In their study, Clarke and colleagues analyzed data of 29,737 male physicians who participated in the British Doctors Study. The study started in 1951; of those contacted initially, about 59% provided full information about their smoking habits. Men with a pre-existing diagnosis of PD were excluded. Data were updated six times by survey between 1958 and 1998 with response rates of 94% to 98%, and cause-specific mortality was followed until December 2016. Doctors who withdrew before the end of the study or were lost to follow-up were included until absent, then censored. The first 10 years of data were excluded.

“To minimize reverse causality bias, the authors excluded participants with prior disease at enrollment and ruled out subjects with preclinical PD by excluding the first 10 years of follow-up data for all analyses, based on the idea that disease pathogenesis starts 2 decades before the first motor manifestation of PD,” Cheng and Wang observed.

Average followup was 35 years, and cause-specific mortality included 283 deaths (1.1%) recorded as due to PD. Those 283 men died after average followup of 42 years at a mean age of 82. Men whose deaths were ascribed to other causes had average followup of 35 years and died at a mean age of 77.

The relative risks of PD (and 95% confidence intervals) were estimated using Cox models for smoking habits (smoking status, amount smoked, and years since quitting) at baseline or updated habits at resurvey.

The prevalence of current smoking declined progressively for all ages and with each survey between 1951 and 1998; for example, in those 65 to 69 years old, current smoking declined from 67% to 8% over that interval.

Time since quitting, dichotomized as 10 or more years versus 0 to 9 years, showed those quitting 10 or more years previously had a 14% lower PD risk, compared with a 29% lower risk in those who quite more recently.

Limitations include analyses based on a relatively small number of PD cases, all of whom were male British doctors, which limits generalizability. Data about family history and other risk factors for PD were not included in the study. Concomitant smoking-related disease and unrecognized cases of secondary parkinsonism may have affected the results, including the cause of death data.

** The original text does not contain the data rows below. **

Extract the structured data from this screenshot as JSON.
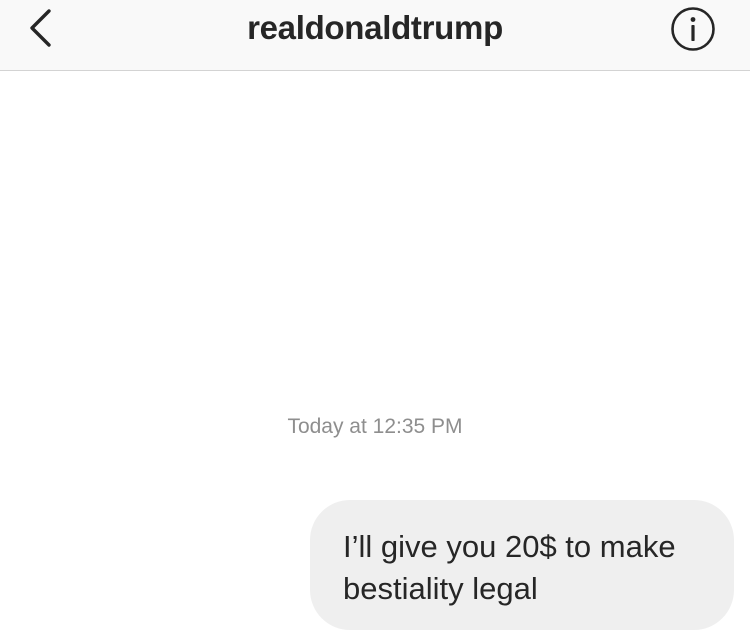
{
  "header": {
    "title": "realdonaldtrump",
    "back_icon": "chevron-left-icon",
    "info_icon": "info-circle-icon"
  },
  "conversation": {
    "timestamp": "Today at 12:35 PM",
    "messages": [
      {
        "direction": "outgoing",
        "lines": [
          "I’ll give you 20$ to make",
          "bestiality legal"
        ]
      }
    ]
  }
}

The PD incidence also was likely underestimated in this study, the editorialists noted. “Strictly speaking, the present study demonstrates an association of tobacco’s protective effect on the risk of death from PD instead of the risk of PD incidence,” they wrote.

  1. In an analysis limited to baseline smoking habits — cigarette, pipe, or cigar — men who were current smokers in 1951 had a 30% lower risk of Parkinson’s disease (PD) mortality compared with never-smokers; for those who quit smoking, the effect was attenuated with increasing time since quitting.

  2. Be aware that the mechanism of the proposed effect remains unclear, and “it is premature to assume that there is a direct causative relationship between tobacco use and a reduced risk of PD,” the editorialists noted.

Paul Smyth, MD, Contributing Writer, BreakingMED™

The Medical Research Council has supported the study since 1951 and continues to do so by supporting the Clinical Trial Service Unit and Epidemiological Studies Unit, University of Oxford, with the British Heart Foundation and Cancer Research UK.

The researchers reported no disclosures.

The editorialists reported no disclosures.

Cat ID: 37

Topic ID: 82,37,730,37,143,489,925